Task material
----------

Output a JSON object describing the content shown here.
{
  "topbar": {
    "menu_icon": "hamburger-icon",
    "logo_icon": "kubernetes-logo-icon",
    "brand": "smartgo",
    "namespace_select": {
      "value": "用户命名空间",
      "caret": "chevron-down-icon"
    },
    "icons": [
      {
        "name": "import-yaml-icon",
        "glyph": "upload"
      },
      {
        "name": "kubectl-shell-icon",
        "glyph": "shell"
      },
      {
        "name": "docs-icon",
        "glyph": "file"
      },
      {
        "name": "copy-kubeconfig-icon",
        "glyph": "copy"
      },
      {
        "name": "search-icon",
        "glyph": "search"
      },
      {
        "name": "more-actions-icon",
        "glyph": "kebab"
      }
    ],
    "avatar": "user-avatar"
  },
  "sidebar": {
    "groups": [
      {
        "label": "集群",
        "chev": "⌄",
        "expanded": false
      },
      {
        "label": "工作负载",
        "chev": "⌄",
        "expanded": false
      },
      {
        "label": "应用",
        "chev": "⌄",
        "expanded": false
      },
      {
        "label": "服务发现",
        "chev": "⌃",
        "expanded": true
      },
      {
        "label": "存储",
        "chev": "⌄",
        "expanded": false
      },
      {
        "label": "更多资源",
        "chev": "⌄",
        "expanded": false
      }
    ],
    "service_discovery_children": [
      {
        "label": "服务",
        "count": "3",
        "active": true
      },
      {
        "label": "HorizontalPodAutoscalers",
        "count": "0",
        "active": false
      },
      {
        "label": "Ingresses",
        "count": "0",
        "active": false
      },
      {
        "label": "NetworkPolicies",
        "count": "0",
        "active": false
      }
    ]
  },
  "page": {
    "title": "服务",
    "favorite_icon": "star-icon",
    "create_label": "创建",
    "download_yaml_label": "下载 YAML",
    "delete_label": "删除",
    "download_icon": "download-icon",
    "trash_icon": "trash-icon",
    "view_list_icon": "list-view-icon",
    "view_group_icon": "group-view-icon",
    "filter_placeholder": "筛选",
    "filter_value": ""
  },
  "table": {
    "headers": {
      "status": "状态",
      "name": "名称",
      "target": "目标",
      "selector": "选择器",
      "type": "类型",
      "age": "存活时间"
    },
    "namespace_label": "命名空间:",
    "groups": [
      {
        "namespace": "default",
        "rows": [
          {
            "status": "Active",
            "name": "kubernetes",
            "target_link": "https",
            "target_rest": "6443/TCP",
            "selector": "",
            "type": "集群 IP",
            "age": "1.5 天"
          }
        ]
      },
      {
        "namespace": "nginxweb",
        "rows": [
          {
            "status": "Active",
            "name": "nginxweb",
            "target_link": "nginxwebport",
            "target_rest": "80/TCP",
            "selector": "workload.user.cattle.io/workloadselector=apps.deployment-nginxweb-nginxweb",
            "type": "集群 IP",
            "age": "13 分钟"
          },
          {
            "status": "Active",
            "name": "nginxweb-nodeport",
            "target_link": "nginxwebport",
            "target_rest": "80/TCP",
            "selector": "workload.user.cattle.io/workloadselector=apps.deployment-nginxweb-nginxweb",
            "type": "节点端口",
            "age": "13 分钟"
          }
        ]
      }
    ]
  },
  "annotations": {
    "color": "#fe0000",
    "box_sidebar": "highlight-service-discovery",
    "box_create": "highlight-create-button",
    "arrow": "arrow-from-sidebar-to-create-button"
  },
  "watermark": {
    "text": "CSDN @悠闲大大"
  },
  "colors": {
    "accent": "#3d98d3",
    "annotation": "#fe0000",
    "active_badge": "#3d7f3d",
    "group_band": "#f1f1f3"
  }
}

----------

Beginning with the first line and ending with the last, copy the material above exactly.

Output a JSON object describing the content shown here.
{
  "topbar": {
    "menu_icon": "hamburger-icon",
    "logo_icon": "kubernetes-logo-icon",
    "brand": "smartgo",
    "namespace_select": {
      "value": "用户命名空间",
      "caret": "chevron-down-icon"
    },
    "icons": [
      {
        "name": "import-yaml-icon",
        "glyph": "upload"
      },
      {
        "name": "kubectl-shell-icon",
        "glyph": "shell"
      },
      {
        "name": "docs-icon",
        "glyph": "file"
      },
      {
        "name": "copy-kubeconfig-icon",
        "glyph": "copy"
      },
      {
        "name": "search-icon",
        "glyph": "search"
      },
      {
        "name": "more-actions-icon",
        "glyph": "kebab"
      }
    ],
    "avatar": "user-avatar"
  },
  "sidebar": {
    "groups": [
      {
        "label": "集群",
        "chev": "⌄",
        "expanded": false
      },
      {
        "label": "工作负载",
        "chev": "⌄",
        "expanded": false
      },
      {
        "label": "应用",
        "chev": "⌄",
        "expanded": false
      },
      {
        "label": "服务发现",
        "chev": "⌃",
        "expanded": true
      },
      {
        "label": "存储",
        "chev": "⌄",
        "expanded": false
      },
      {
        "label": "更多资源",
        "chev": "⌄",
        "expanded": false
      }
    ],
    "service_discovery_children": [
      {
        "label": "服务",
        "count": "3",
        "active": true
      },
      {
        "label": "HorizontalPodAutoscalers",
        "count": "0",
        "active": false
      },
      {
        "label": "Ingresses",
        "count": "0",
        "active": false
      },
      {
        "label": "NetworkPolicies",
        "count": "0",
        "active": false
      }
    ]
  },
  "page": {
    "title": "服务",
    "favorite_icon": "star-icon",
    "create_label": "创建",
    "download_yaml_label": "下载 YAML",
    "delete_label": "删除",
    "download_icon": "download-icon",
    "trash_icon": "trash-icon",
    "view_list_icon": "list-view-icon",
    "view_group_icon": "group-view-icon",
    "filter_placeholder": "筛选",
    "filter_value": ""
  },
  "table": {
    "headers": {
      "status": "状态",
      "name": "名称",
      "target": "目标",
      "selector": "选择器",
      "type": "类型",
      "age": "存活时间"
    },
    "namespace_label": "命名空间:",
    "groups": [
      {
        "namespace": "default",
        "rows": [
          {
            "status": "Active",
            "name": "kubernetes",
            "target_link": "https",
            "target_rest": "6443/TCP",
            "selector": "",
            "type": "集群 IP",
            "age": "1.5 天"
          }
        ]
      },
      {
        "namespace": "nginxweb",
        "rows": [
          {
            "status": "Active",
            "name": "nginxweb",
            "target_link": "nginxwebport",
            "target_rest": "80/TCP",
            "selector": "workload.user.cattle.io/workloadselector=apps.deployment-nginxweb-nginxweb",
            "type": "集群 IP",
            "age": "13 分钟"
          },
          {
            "status": "Active",
            "name": "nginxweb-nodeport",
            "target_link": "nginxwebport",
            "target_rest": "80/TCP",
            "selector": "workload.user.cattle.io/workloadselector=apps.deployment-nginxweb-nginxweb",
            "type": "节点端口",
            "age": "13 分钟"
          }
        ]
      }
    ]
  },
  "annotations": {
    "color": "#fe0000",
    "box_sidebar": "highlight-service-discovery",
    "box_create": "highlight-create-button",
    "arrow": "arrow-from-sidebar-to-create-button"
  },
  "watermark": {
    "text": "CSDN @悠闲大大"
  },
  "colors": {
    "accent": "#3d98d3",
    "annotation": "#fe0000",
    "active_badge": "#3d7f3d",
    "group_band": "#f1f1f3"
  }
}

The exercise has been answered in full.